In time for the COVID-19 lockdown anniversary, ID 118 Digital Filmmaking (ABFILM) student and photographer Lem Atienza, together with student-artists from different universities around the metro, created GALAW! GALAW!—a collection of works comprising nine traditional paintings and digitally photographed body forms.
As the pandemic physically, mentally, and financially affected Filipinos, many have been put into shackles and confined in a box, especially in terms of creativity. Like many creative minds who were suddenly caught in isolation, student-artists Jheco Lorica (FEU), Ikatlo Olis (TUP), and Lorenz Rigonan (UP-Diliman) collaborated with Atienza for the illustrations and overall artistic element.
Featuring clothes from Fashion Design and Merchandising (FDM) graduate and Filipino designer Kelvin Morales, handmade accessories from CraftStudioPH’s Joshua Baldomero, and modeled by Ballet Manila soloist Joshua Enciso, these creatives felt the insatiable urge to move, create, and channel their frustrations into art.
Art mirrors society
GALAW! GALAW! is a stunning visual collection which uses painting techniques, photography, and movement. Consisting of vivid colors, broad strokes, and the graceful pause of a human form, its fluidity and bold lines remind us the moving parts of our body were meant to express and move vivaciously.
Atop the collaborative project’s striking visual impact, however, is the project's lowkey subtext and social commentary. The phrase “Galaw! Galaw!” is often heard across conversations and social media alike during the past year. Tired with the government’s lack of action and efficient response to the ongoing pandemic, people have taken to voicing out their cries of “Galaw! Galaw!” everywhere.
However, this is more than just a political outcry. It’s an allegory for feeling helpless, the urgency to move and provide concrete actions during these unprecedented times.
Venturing into new beginnings
In an interview with The Benildean, the 21-year-old photographer focused on breaking free of one’s comfort zone and created a visual masterpiece that brings authentic and powerful emotions through the digital space—a feat that can’t be overlooked.

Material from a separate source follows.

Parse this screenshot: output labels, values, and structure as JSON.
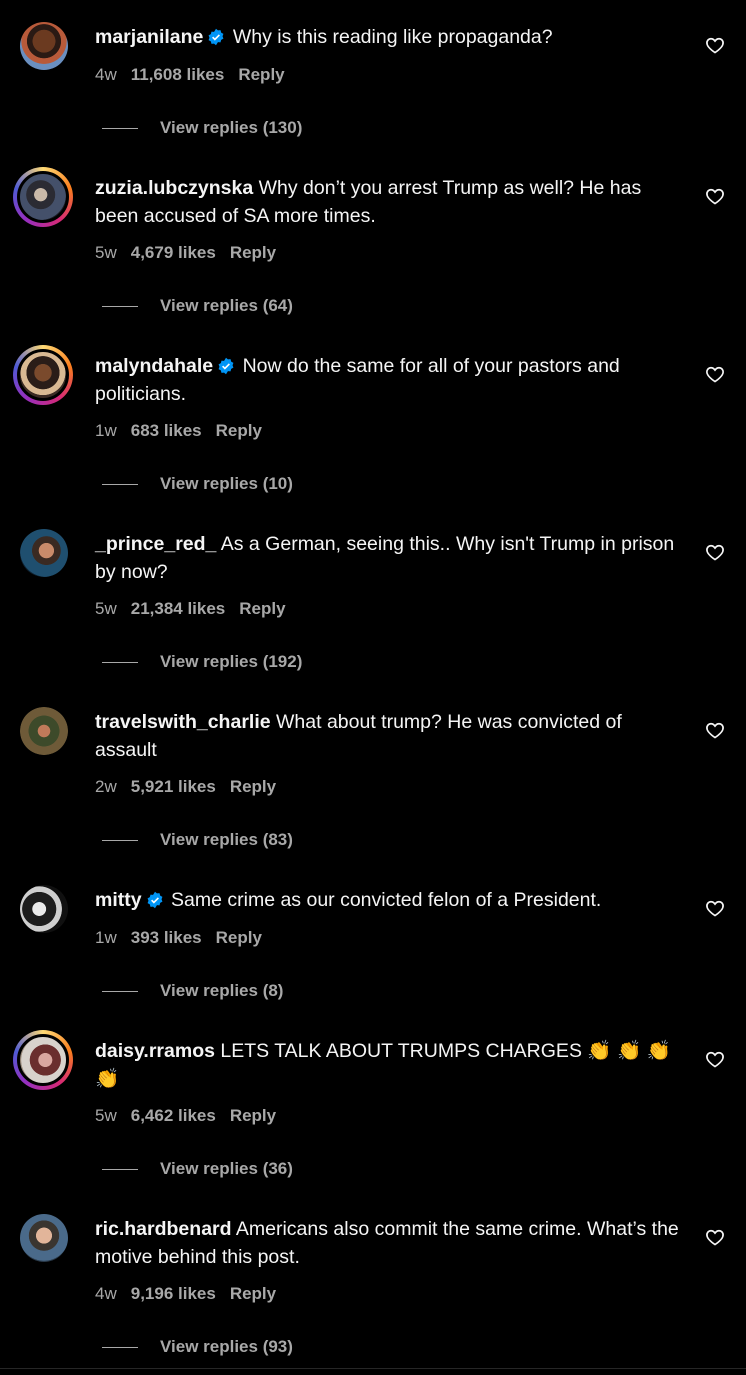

“We had to flesh out the thematic statement of the original project pitch “a new beginning for Filipino creatives through art and healing.” But then a question haunts us, “How can we have a new beginning if we don't move?’” Atienza pushed the ideology of using art to create new beginnings by asking the government for accountability and progress.
In collaborating with the other artists, he mentioned that “upon working with each other, we’ve realized the cruciality of connecting back to ourselves [...] supporting and checking up on other creatives, especially during this context of the health crisis we are at,” aligning each of their visions of expressing their creativity and passion amidst the pandemic.
Moreover, Atienza’s project emphasizes on the notion that art can be both beautiful and political. “We’re challenged to really think beyond the box and to produce extraordinary art that incorporates and reflects our self-identity. All being at the confinement of our own homes.”
Atienza cited that artists serve as the soul of society, especially at a time of crisis. “We may not know our purpose instantly, but the courage in searching for it moves us one step closer to finding the significance of our art to people,” he added.
“Latched within our skins is the anxiety for the future. As we float awake in the dark waters of our lives’ uncertainty, we shall vigorously move our way out of stagnancy and danger,” Atienza said in his artistic statement.
GALAW! GALAW! depicts the heartache and misery everyone feels with the effects of the ever-present lockdown. Art is more than just entertainment. Instead, this project embodies a movement with a message demanding progress and immediate action from government officials.
Let them hear the words "GALAW! GALAW!" (emphasis on the all-caps words and two exclamation points) and finally move.